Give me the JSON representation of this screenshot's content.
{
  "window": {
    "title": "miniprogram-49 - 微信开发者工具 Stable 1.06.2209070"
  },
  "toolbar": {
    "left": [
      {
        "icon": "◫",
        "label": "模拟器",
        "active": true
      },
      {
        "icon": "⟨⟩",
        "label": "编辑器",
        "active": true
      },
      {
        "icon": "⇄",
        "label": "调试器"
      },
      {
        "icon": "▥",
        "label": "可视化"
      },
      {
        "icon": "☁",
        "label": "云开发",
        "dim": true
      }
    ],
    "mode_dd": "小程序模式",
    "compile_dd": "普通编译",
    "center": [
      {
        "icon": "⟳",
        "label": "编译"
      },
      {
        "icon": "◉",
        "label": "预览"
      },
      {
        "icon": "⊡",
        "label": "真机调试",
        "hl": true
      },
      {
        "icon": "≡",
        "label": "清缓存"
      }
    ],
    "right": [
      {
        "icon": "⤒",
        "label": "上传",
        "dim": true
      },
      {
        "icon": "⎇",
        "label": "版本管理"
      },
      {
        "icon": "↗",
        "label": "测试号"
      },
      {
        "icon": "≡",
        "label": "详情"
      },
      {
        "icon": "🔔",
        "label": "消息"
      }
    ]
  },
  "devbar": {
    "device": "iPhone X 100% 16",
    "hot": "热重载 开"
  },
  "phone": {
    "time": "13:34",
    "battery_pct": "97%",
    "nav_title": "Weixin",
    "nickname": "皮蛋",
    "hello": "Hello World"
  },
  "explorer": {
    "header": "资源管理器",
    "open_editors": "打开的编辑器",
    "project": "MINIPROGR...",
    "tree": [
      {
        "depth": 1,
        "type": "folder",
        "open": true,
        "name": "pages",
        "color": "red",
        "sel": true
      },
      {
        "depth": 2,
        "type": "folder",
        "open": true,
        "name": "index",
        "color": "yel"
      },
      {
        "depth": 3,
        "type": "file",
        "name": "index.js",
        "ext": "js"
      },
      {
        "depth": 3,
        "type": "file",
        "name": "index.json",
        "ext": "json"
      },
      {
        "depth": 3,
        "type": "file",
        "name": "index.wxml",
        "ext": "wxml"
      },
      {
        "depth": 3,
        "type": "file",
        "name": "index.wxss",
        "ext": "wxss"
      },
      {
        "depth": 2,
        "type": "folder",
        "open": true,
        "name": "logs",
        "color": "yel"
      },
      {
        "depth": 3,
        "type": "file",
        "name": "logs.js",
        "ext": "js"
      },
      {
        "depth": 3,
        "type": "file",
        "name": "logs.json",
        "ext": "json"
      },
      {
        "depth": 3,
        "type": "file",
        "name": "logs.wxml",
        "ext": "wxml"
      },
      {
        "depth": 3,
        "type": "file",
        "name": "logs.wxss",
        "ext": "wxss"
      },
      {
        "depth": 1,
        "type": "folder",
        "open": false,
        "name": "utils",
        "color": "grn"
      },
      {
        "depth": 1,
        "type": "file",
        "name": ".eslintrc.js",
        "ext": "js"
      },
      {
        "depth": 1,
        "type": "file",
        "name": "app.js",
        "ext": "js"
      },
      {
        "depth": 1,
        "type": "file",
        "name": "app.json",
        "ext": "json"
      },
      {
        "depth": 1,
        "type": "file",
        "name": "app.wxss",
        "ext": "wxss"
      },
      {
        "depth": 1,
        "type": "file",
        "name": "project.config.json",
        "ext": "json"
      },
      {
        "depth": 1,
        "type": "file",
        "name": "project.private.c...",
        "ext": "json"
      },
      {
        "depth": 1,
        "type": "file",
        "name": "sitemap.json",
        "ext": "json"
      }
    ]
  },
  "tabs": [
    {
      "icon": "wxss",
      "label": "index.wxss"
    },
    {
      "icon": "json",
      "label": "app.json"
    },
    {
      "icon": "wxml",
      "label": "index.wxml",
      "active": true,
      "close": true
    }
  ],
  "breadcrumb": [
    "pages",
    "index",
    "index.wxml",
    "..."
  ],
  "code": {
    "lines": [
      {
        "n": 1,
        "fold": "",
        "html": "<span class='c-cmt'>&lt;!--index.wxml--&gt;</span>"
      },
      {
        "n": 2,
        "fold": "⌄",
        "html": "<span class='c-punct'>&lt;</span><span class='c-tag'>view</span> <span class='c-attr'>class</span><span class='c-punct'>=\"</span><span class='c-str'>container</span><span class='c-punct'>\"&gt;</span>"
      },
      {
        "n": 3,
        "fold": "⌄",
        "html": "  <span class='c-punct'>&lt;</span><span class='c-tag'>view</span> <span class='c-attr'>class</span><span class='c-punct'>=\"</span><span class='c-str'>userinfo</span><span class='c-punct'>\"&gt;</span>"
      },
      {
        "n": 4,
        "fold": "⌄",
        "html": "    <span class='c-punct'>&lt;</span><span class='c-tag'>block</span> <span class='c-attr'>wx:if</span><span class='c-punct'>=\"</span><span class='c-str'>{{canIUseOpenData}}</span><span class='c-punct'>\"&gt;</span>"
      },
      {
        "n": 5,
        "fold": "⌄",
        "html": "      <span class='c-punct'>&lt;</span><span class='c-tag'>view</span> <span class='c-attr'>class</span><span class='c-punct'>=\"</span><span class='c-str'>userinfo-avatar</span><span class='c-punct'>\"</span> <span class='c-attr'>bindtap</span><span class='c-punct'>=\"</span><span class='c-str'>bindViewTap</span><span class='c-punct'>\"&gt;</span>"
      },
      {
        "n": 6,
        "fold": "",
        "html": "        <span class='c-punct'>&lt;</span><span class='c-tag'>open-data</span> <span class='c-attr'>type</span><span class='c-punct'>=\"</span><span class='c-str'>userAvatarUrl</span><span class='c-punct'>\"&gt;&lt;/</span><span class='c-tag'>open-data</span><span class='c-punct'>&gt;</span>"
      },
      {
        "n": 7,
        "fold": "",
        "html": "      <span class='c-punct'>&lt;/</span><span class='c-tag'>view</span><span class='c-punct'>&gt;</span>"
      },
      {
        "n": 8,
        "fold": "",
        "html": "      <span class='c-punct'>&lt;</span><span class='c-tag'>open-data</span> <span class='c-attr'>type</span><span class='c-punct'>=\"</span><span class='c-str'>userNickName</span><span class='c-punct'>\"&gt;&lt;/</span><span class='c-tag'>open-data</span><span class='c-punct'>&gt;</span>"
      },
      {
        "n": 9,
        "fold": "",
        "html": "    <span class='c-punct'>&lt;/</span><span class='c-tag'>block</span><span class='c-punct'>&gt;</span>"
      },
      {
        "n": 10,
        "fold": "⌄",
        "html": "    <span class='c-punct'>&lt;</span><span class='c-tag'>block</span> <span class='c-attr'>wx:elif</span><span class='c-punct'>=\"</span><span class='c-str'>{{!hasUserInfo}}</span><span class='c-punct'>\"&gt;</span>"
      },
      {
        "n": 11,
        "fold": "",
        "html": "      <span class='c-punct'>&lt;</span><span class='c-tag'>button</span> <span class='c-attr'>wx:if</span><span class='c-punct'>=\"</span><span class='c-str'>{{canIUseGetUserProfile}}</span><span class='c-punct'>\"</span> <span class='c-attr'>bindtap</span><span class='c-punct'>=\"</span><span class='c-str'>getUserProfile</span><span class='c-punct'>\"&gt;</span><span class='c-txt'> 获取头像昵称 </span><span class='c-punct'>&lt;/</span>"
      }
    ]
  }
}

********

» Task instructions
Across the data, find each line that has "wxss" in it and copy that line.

» Result of this task
        "name": "index.wxss",
        "ext": "wxss"
        "name": "logs.wxss",
        "ext": "wxss"
        "name": "app.wxss",
        "ext": "wxss"
      "icon": "wxss",
      "label": "index.wxss"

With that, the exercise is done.